The figures averaged about 12 inches in height and I remember having a bit of fun with one of the artists who asked how big the 5 story buildings would be.  I said “Well, since you are working at an inch to the foot for the figures, the buildings should be 5 to 8 feet tall.” The artists eyes got very wide at this point but I calmed the fear by saying: “Hey we’ve got a green screen we can shoot the puppets against so we’ll be able to size and composite them into much tinier sets.” This is exactly what we did, and since we had the luxury of using compositing, we also saved tons of animation time as well using a hybrid animation process. 

Pictured Above: The author, Mark Sawicki, with the final BREADWICH making sure the lighting is just right.  The green screen was 15 feet away to make sure there was no green spill light on the monster.


One shot demanded that we show a platoon of puppets running away from the giant breadwich monster. Trying to animate 10 puppets running down the street all at the same time would be a bit too Gonzo for even the craziest animation team and would be sure to lead to frustration and cost overruns. The solution was to animate each puppet against green for one run cycle and an exit, amounting to only 12 to 20 frames of animation per character. Lisha, who was not only directing the spot but executed the compositing in AfterEffects, found that it was a simple matter for her to cycle the puppets running while making them grow larger in the frame using software to create the illusion that they were running forward while compositing them within the much smaller scale street miniature.  When they got close to the camera she merely switched to the animation of the character running off one side of the screen or the other to exit. This made the big production shot of mass destruction a snap. The technique also gave us the ability to quickly change elements later at the agencies request.

Pictured Above: Sara shaping the BREADWICH puppet while wearing the appropriate goggles and mask for protection.

We finished two spots in record time and on budget. The commercials were a big hit with the client and I had loads of fun working on this freewheeling, crazy. gooney project that is also a part of the legacy and magic of creature creation. Here’s the spot, enjoy!

- Mark Sawicki

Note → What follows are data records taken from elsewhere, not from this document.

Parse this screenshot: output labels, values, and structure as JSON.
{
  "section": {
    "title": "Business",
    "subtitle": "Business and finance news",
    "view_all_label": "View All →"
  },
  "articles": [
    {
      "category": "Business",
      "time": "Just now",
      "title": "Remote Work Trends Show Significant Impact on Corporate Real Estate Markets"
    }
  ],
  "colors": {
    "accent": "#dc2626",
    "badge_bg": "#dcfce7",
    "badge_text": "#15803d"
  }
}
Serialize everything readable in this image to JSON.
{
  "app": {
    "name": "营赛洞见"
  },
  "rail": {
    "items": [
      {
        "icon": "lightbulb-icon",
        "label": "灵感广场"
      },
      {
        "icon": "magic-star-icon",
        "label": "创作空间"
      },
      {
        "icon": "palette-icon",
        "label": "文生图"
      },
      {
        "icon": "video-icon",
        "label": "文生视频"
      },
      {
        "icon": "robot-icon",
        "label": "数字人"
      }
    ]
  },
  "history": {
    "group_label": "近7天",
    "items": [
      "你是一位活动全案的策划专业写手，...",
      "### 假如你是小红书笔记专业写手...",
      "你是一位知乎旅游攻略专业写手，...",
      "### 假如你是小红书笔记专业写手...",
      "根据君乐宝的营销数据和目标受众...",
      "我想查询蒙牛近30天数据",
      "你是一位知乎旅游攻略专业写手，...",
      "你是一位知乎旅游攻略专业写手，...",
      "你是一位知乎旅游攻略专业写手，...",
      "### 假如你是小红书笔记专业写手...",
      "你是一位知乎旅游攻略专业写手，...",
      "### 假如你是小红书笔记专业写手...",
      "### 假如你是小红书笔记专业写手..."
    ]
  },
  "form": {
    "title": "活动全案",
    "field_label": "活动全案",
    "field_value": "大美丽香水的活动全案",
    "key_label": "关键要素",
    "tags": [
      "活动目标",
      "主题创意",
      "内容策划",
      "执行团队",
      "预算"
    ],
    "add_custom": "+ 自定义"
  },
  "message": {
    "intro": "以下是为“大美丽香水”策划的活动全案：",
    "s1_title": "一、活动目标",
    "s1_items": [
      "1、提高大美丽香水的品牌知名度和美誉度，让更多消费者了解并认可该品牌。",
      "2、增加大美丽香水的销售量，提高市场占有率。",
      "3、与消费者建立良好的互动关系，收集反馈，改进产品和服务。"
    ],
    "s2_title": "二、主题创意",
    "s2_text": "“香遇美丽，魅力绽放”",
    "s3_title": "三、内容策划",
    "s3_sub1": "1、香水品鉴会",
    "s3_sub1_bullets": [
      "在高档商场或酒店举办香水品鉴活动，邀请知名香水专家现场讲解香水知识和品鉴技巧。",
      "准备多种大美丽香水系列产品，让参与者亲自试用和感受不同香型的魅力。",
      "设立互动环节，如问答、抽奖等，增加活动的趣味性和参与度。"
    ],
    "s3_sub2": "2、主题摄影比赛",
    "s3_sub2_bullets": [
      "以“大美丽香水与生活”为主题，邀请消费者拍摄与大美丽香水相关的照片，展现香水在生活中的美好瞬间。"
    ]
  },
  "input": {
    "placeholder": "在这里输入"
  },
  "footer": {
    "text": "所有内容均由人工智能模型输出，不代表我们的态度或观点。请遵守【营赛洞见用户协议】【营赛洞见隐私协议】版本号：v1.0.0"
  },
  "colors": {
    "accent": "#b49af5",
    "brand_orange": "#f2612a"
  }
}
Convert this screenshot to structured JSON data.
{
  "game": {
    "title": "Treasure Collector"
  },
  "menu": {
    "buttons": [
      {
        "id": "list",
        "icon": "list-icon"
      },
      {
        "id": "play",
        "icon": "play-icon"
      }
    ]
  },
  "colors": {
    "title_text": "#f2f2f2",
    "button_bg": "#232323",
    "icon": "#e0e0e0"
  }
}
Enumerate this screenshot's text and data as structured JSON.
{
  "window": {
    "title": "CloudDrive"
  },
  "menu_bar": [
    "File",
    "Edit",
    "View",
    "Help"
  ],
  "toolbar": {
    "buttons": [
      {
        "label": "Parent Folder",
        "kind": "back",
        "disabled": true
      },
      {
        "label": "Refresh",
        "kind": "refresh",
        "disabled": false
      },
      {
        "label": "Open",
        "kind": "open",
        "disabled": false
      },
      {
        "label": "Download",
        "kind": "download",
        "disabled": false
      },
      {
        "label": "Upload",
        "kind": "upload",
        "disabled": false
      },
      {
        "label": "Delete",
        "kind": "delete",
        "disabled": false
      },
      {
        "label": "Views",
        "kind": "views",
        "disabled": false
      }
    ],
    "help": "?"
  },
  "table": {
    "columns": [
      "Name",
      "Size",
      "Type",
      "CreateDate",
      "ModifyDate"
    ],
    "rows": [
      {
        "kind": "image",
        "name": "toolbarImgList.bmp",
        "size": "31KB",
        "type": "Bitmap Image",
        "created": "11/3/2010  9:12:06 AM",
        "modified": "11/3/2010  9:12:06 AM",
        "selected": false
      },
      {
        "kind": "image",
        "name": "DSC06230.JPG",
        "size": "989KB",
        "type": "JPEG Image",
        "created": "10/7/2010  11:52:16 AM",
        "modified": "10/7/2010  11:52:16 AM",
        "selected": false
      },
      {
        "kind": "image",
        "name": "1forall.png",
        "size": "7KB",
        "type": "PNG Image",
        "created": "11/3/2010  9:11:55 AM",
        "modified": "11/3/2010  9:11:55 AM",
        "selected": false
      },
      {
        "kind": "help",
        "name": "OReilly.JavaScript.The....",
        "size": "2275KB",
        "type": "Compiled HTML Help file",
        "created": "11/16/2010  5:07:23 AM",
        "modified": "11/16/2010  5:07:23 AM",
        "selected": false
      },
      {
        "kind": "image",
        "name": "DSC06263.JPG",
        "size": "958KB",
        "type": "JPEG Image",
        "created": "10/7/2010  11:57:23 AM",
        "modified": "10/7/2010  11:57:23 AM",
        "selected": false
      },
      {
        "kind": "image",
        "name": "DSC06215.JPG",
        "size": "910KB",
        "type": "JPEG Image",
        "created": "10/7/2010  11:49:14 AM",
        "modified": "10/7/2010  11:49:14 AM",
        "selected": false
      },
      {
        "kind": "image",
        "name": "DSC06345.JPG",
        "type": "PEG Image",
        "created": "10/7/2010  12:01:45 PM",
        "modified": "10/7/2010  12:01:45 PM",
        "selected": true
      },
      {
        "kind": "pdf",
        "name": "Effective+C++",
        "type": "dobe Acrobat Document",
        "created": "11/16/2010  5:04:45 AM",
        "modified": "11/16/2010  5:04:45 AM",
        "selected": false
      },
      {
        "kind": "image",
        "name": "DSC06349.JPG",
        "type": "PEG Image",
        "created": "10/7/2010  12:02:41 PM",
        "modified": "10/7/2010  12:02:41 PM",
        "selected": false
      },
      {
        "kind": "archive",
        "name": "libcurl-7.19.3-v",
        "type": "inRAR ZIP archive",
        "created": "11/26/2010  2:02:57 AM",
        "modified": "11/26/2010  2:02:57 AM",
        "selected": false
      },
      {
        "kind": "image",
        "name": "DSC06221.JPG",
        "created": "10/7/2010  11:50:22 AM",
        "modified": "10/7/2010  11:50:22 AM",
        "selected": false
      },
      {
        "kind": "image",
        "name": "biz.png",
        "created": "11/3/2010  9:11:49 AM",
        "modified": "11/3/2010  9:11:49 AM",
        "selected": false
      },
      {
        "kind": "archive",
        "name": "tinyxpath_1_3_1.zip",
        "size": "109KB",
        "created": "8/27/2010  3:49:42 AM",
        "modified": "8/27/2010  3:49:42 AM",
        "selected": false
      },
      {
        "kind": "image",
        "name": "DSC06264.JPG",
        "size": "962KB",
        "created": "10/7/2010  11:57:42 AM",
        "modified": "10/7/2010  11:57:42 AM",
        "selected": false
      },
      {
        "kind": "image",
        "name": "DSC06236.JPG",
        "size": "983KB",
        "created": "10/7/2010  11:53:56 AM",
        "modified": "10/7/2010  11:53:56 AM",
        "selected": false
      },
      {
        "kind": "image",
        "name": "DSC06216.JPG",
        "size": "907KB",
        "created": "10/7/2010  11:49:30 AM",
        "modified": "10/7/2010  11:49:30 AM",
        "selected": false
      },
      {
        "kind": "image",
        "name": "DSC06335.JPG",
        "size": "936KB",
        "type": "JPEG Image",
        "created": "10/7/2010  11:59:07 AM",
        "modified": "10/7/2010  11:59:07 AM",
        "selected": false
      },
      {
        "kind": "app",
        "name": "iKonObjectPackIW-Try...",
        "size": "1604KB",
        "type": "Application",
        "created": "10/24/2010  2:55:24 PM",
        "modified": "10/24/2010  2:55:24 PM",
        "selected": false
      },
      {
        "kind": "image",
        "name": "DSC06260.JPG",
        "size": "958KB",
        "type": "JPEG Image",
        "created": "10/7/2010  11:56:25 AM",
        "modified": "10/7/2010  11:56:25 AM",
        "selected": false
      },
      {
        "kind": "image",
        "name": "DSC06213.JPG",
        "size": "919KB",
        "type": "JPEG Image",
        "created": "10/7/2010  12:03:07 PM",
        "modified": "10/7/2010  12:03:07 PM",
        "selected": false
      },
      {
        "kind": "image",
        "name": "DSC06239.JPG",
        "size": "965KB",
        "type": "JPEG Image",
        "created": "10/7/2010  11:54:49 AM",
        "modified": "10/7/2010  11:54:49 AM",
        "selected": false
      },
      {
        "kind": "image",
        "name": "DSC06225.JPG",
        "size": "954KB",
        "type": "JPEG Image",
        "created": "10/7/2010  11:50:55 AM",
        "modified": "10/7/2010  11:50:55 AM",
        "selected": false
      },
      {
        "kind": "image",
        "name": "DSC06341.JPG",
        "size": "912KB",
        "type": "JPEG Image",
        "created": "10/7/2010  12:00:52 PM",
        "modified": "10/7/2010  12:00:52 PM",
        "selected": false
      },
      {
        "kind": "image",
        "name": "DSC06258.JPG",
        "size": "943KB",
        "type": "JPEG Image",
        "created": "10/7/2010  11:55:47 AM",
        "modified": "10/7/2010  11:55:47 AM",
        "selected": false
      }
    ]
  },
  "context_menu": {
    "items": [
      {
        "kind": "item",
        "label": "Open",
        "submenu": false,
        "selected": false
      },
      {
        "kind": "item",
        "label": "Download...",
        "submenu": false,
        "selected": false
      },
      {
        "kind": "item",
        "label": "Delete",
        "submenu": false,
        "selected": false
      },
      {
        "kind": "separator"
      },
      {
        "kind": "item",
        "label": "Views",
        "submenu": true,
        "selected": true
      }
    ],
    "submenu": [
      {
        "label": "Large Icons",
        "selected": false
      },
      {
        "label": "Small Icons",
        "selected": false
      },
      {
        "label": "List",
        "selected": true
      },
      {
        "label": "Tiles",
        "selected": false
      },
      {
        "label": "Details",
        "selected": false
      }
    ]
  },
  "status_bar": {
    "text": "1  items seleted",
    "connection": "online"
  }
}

Mark Sawicki is the author of  “Filming the Fantastic” and “Animating with Stop Motion Pro” published by Focal Press.  He is proud to be a lesson creator for the Stan Winston School of Character Arts. CLICK here to see Mark's lesson on Stop-Motion Character Performance and Rear Projection.